═══ PROVIDED ENTRIES ═══

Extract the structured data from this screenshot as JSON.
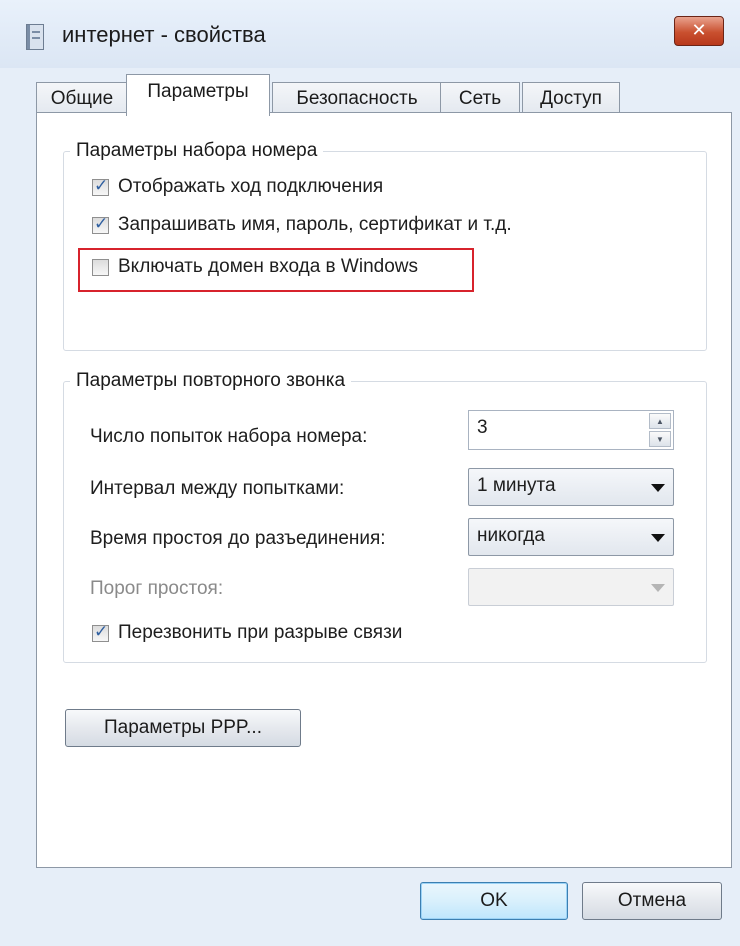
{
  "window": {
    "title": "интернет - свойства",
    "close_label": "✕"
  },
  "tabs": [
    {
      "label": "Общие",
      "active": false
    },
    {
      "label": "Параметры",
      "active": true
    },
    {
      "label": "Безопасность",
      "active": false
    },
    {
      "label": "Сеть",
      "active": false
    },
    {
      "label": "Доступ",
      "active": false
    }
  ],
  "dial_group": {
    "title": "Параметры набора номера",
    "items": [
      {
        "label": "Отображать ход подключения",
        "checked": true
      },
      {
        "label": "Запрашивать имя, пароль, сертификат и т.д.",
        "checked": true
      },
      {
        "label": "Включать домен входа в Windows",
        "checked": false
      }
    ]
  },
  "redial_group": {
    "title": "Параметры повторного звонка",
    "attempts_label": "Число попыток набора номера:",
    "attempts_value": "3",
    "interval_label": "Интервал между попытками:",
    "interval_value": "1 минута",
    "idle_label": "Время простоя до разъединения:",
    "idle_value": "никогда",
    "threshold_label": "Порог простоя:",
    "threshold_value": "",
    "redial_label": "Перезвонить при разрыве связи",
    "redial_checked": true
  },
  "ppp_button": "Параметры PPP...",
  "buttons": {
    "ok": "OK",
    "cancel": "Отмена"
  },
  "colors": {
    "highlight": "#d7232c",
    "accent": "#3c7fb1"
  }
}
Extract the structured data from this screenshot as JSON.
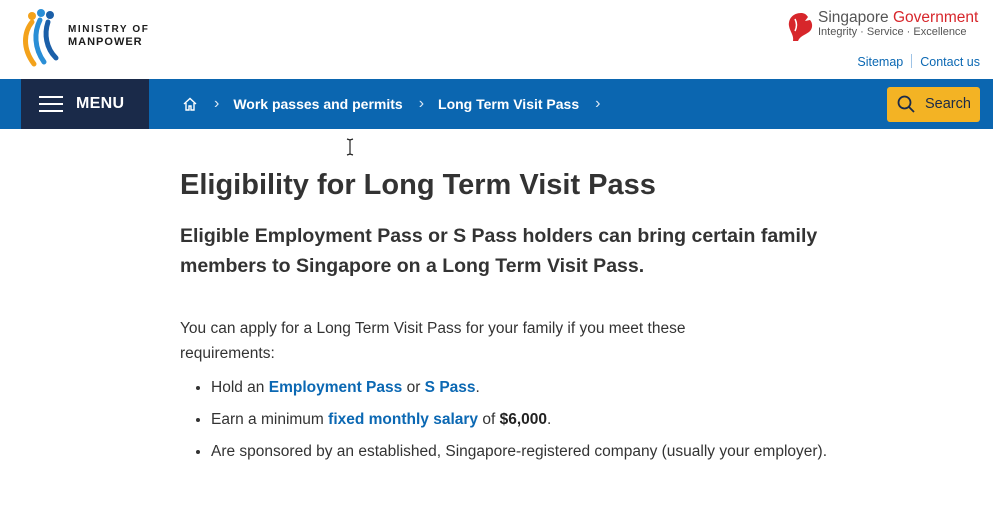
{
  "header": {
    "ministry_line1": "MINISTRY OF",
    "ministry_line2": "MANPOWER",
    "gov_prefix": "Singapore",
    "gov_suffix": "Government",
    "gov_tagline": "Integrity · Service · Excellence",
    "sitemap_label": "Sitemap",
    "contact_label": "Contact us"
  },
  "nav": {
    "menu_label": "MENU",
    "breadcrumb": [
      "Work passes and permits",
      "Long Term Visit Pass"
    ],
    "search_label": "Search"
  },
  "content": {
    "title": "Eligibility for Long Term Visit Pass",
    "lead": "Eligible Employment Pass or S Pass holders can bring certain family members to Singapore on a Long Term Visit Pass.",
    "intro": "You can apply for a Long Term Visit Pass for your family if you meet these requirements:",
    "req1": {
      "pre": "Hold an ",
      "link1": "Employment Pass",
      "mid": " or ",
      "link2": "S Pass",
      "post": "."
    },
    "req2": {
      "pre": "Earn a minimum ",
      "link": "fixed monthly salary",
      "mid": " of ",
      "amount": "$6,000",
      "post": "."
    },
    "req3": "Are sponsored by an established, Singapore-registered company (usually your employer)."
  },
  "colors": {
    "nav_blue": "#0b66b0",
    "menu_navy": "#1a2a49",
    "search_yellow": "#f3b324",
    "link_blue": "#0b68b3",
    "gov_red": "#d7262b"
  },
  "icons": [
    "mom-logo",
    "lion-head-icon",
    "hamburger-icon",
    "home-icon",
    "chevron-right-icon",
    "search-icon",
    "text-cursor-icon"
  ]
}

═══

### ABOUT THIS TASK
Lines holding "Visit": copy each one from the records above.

### SOLUTION TO THIS TASK
      "Long Term Visit Pass"
    "title": "Eligibility for Long Term Visit Pass",
    "lead": "Eligible Employment Pass or S Pass holders can bring certain family members to Singapore on a Long Term Visit Pass.",
    "intro": "You can apply for a Long Term Visit Pass for your family if you meet these requirements:",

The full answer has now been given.